What the Assyrians don't yet know, is that when the Lord is through using them as His own tool to judge His people, He will turn His punishment on them. The words of their arrogant king and the boastful attitude will not go unpunished. The Assyrian king proudly believes he has conquered all by the strength of his own hand. He thinks no one has even resisted him because of his own might (Isaiah 10:12–14).

Isaiah scoffs at the idea that Assyria's power is of its own doing. He compares them to an axe that brags over the one who uses it. Or a saw that believes it deserves the credit over the one wielding it. These tools are just tools. They do not have power over the one who operates them. To prove His point, the Lord will send a wasting disease into the armies of the Assyrians. He will be the flame that destroys their might, leaving only a tiny remnant standing (Isaiah 10:15–19).

When the day comes, a remnant will remain among the Israelites, as well. That remnant will no longer look for help from invading nations. They will lean on God for help. This remnant will be saved, but only this fraction of the people. The Lord will bring all the destruction He has warned about, and that judgment will be righteous (Isaiah 10:20–23).

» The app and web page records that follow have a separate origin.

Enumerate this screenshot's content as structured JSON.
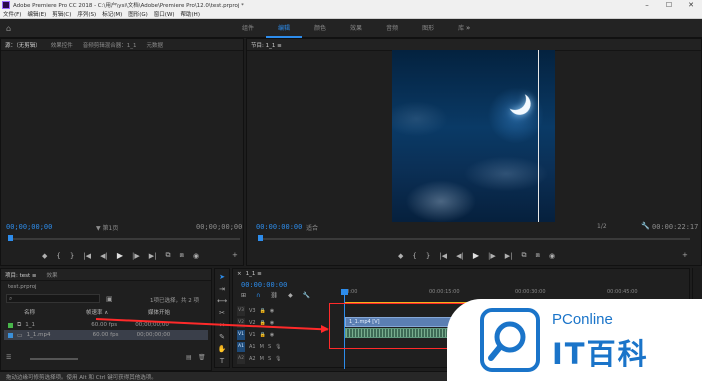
{
  "window": {
    "title": "Adobe Premiere Pro CC 2018 - C:\\用户\\ysi\\文档\\Adobe\\Premiere Pro\\12.0\\test.prproj *",
    "controls": [
      "–",
      "☐",
      "✕"
    ]
  },
  "menubar": [
    "文件(F)",
    "编辑(E)",
    "剪辑(C)",
    "序列(S)",
    "标记(M)",
    "图形(G)",
    "窗口(W)",
    "帮助(H)"
  ],
  "workspace": {
    "tabs": [
      "组件",
      "编辑",
      "颜色",
      "效果",
      "音频",
      "图形",
      "库"
    ],
    "active": "编辑",
    "more": "»"
  },
  "source_panel": {
    "tabs": [
      "源：（无剪辑）",
      "效果控件",
      "音频剪辑混合器：1_1",
      "元数据"
    ],
    "timecode_left": "00;00;00;00",
    "page_label": "▼ 第1页",
    "timecode_right": "00;00;00;00",
    "controls": [
      "◆",
      "{",
      "}",
      "|◀",
      "◀|",
      "▶",
      "|▶",
      "▶|",
      "⧉",
      "⧈",
      "◉"
    ],
    "add": "+"
  },
  "program_panel": {
    "tab": "节目: 1_1  ≡",
    "timecode_left": "00:00:00:00",
    "fit": "适合",
    "scale": "1/2",
    "timecode_right": "00:00:22:17",
    "controls": [
      "◆",
      "{",
      "}",
      "|◀",
      "◀|",
      "▶",
      "|▶",
      "▶|",
      "⧉",
      "⧈",
      "◉"
    ],
    "add": "+"
  },
  "project_panel": {
    "tabs": [
      "项目: test  ≡",
      "效果"
    ],
    "file": "test.prproj",
    "selection_info": "1项已选择，共 2 项",
    "columns": [
      "名称",
      "帧速率 ∧",
      "媒体开始"
    ],
    "items": [
      {
        "name": "1_1",
        "fps": "60.00 fps",
        "start": "00;00;00;00",
        "swatch": "#48b54a"
      },
      {
        "name": "1_1.mp4",
        "fps": "60.00 fps",
        "start": "00;00;00;00",
        "swatch": "#3b8fd8"
      }
    ]
  },
  "timeline": {
    "tab": "1_1  ≡",
    "timecode": "00:00:00:00",
    "ruler": [
      "00:00",
      "00:00:15:00",
      "00:00:30:00",
      "00:00:45:00"
    ],
    "tracks": [
      "V3",
      "V2",
      "V1",
      "A1",
      "A2",
      "A3"
    ],
    "clip_video": "1_1.mp4 [V]"
  },
  "status": "拖动边缘可修剪选择项。使用 Alt 和 Ctrl 键可获得其他选项。",
  "watermark": {
    "brand": "PConline",
    "cn": "IT百科"
  }
}
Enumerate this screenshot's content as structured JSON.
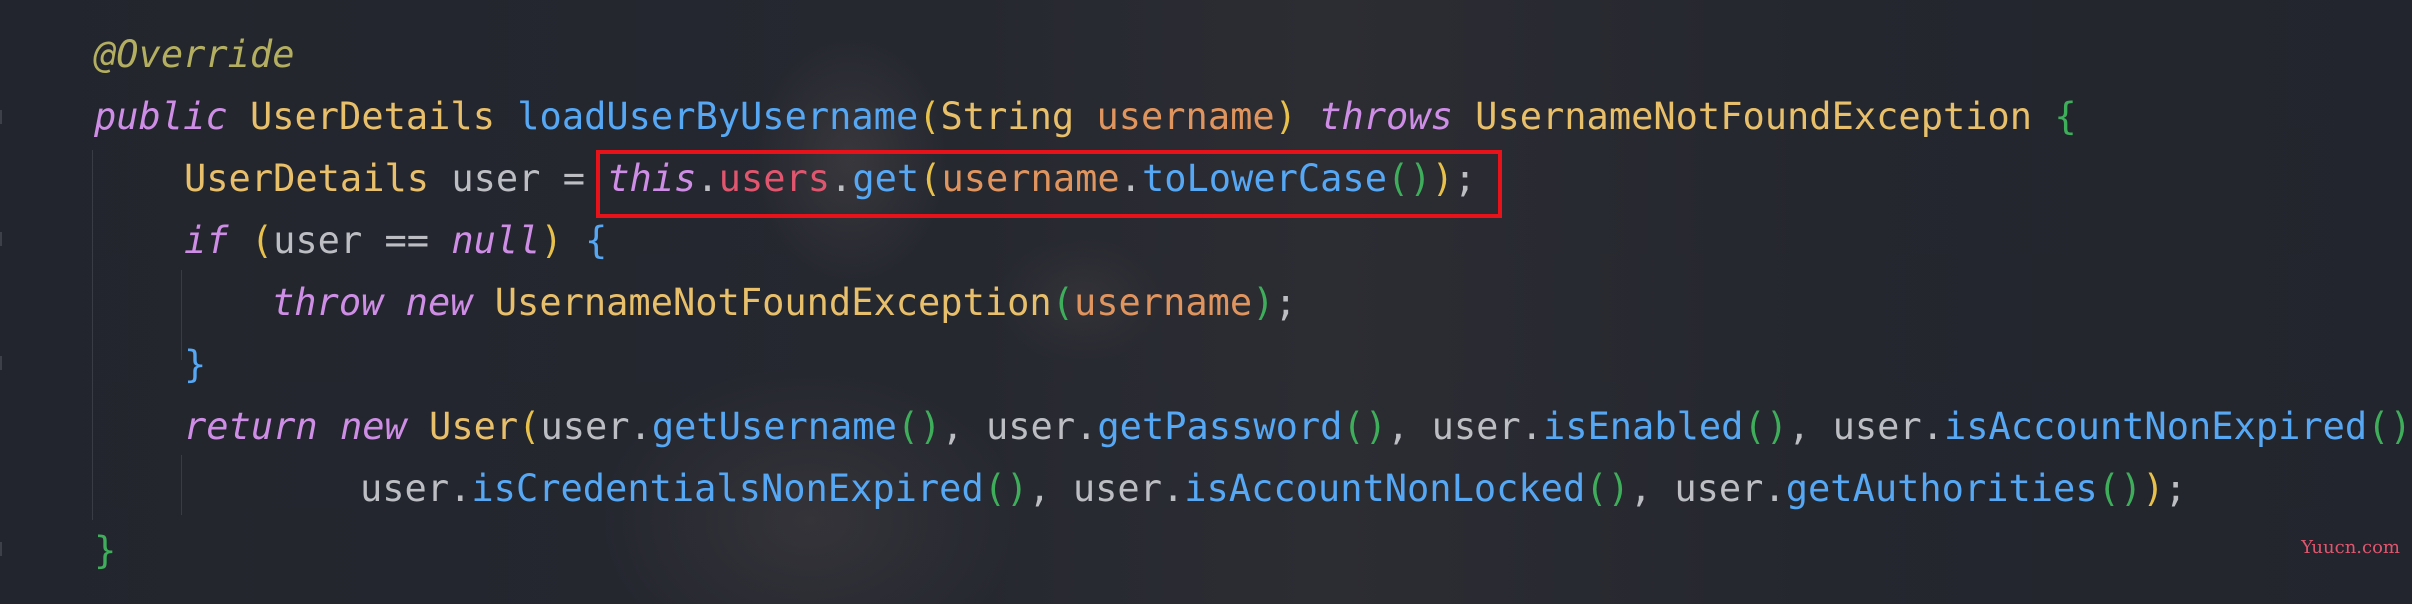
{
  "code": {
    "line1": {
      "annotation": "@Override"
    },
    "line2": {
      "kw_public": "public",
      "type_return": "UserDetails",
      "method_name": "loadUserByUsername",
      "open_paren": "(",
      "param_type": "String",
      "param_name": "username",
      "close_paren": ")",
      "kw_throws": "throws",
      "exception": "UsernameNotFoundException",
      "open_brace": "{"
    },
    "line3": {
      "type": "UserDetails",
      "var": "user",
      "assign": "=",
      "kw_this": "this",
      "dot1": ".",
      "field": "users",
      "dot2": ".",
      "fn_get": "get",
      "p_open": "(",
      "arg": "username",
      "dot3": ".",
      "fn_lower": "toLowerCase",
      "p_inner": "()",
      "p_close": ")",
      "semi": ";"
    },
    "line4": {
      "kw_if": "if",
      "p_open": "(",
      "var": "user",
      "op": "==",
      "kw_null": "null",
      "p_close": ")",
      "brace": "{"
    },
    "line5": {
      "kw_throw": "throw",
      "kw_new": "new",
      "type": "UsernameNotFoundException",
      "p_open": "(",
      "arg": "username",
      "p_close": ")",
      "semi": ";"
    },
    "line6": {
      "brace": "}"
    },
    "line7": {
      "kw_return": "return",
      "kw_new": "new",
      "type": "User",
      "p_open": "(",
      "var1": "user",
      "fn1": "getUsername",
      "var2": "user",
      "fn2": "getPassword",
      "var3": "user",
      "fn3": "isEnabled",
      "var4": "user",
      "fn4": "isAccountNonExpired"
    },
    "line8": {
      "var1": "user",
      "fn1": "isCredentialsNonExpired",
      "var2": "user",
      "fn2": "isAccountNonLocked",
      "var3": "user",
      "fn3": "getAuthorities",
      "p_close": ")",
      "semi": ";"
    },
    "line9": {
      "brace": "}"
    }
  },
  "watermark": "Yuucn.com",
  "colors": {
    "highlight_border": "#e8131a",
    "keyword": "#cf8ee6",
    "type": "#e8bf6a",
    "method": "#56a8f5",
    "parameter": "#e0955f",
    "field": "#e0566e"
  }
}
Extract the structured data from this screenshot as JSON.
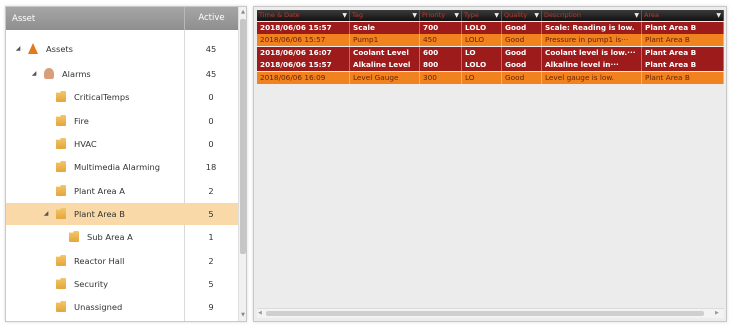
{
  "tree": {
    "header": {
      "asset": "Asset",
      "active": "Active"
    },
    "rows": [
      {
        "label": "Assets",
        "count": "45",
        "icon": "assets-icon",
        "expander": "◢"
      },
      {
        "label": "Alarms",
        "count": "45",
        "icon": "alarms-icon",
        "expander": "◢"
      },
      {
        "label": "CriticalTemps",
        "count": "0",
        "icon": "folder-icon"
      },
      {
        "label": "Fire",
        "count": "0",
        "icon": "folder-icon"
      },
      {
        "label": "HVAC",
        "count": "0",
        "icon": "folder-icon"
      },
      {
        "label": "Multimedia Alarming",
        "count": "18",
        "icon": "folder-icon"
      },
      {
        "label": "Plant Area A",
        "count": "2",
        "icon": "folder-icon"
      },
      {
        "label": "Plant Area B",
        "count": "5",
        "icon": "folder-icon",
        "expander": "◢",
        "selected": true
      },
      {
        "label": "Sub Area A",
        "count": "1",
        "icon": "folder-icon"
      },
      {
        "label": "Reactor Hall",
        "count": "2",
        "icon": "folder-icon"
      },
      {
        "label": "Security",
        "count": "5",
        "icon": "folder-icon"
      },
      {
        "label": "Unassigned",
        "count": "9",
        "icon": "folder-icon"
      }
    ]
  },
  "grid": {
    "columns": [
      "Time & Date",
      "Tag",
      "Priority",
      "Type",
      "Quality",
      "Description",
      "Area"
    ],
    "rows": [
      {
        "cells": [
          "2018/06/06 15:57",
          "Scale",
          "700",
          "LOLO",
          "Good",
          "Scale:  Reading is low.",
          "Plant Area B"
        ],
        "state": "active",
        "color": "#9e1b1b"
      },
      {
        "cells": [
          "2018/06/06 15:57",
          "Pump1",
          "450",
          "LOLO",
          "Good",
          "Pressure in pump1 is···",
          "Plant Area B"
        ],
        "state": "acked",
        "color": "#f0831f"
      },
      {
        "cells": [
          "2018/06/06 16:07",
          "Coolant Level",
          "600",
          "LO",
          "Good",
          "Coolant level is low.···",
          "Plant Area B"
        ],
        "state": "active",
        "color": "#9e1b1b"
      },
      {
        "cells": [
          "2018/06/06 15:57",
          "Alkaline Level",
          "800",
          "LOLO",
          "Good",
          "Alkaline level in···",
          "Plant Area B"
        ],
        "state": "active",
        "color": "#9e1b1b"
      },
      {
        "cells": [
          "2018/06/06 16:09",
          "Level Gauge",
          "300",
          "LO",
          "Good",
          "Level gauge is low.",
          "Plant Area B"
        ],
        "state": "acked",
        "color": "#f0831f"
      }
    ]
  }
}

However, the Lord urges His people not to fear the Assyrians. His anger will soon turn from Israel to the Assyrians. He will use His supernatural power to break the invaders oppression over Israel. Just as He has done for His people in times past (Isaiah 10:24–27).

The prophet Isaiah pictures a fast-moving invading army, likely of Assyrians, as they march from the north toward Jerusalem. They finally arrive outside of the city and shake their fists at the city of Jerusalem. Isaiah then pictures the Lord suddenly cutting down the tallest and most powerful trees, clearing the forest even of the cedars of Lebanon. Showing the people that there is no army too great or too powerful that the Lord cannot cut down (Isaiah 10:28–34).
Expand
Expand
Expand
What is the Gospel?
Download the app: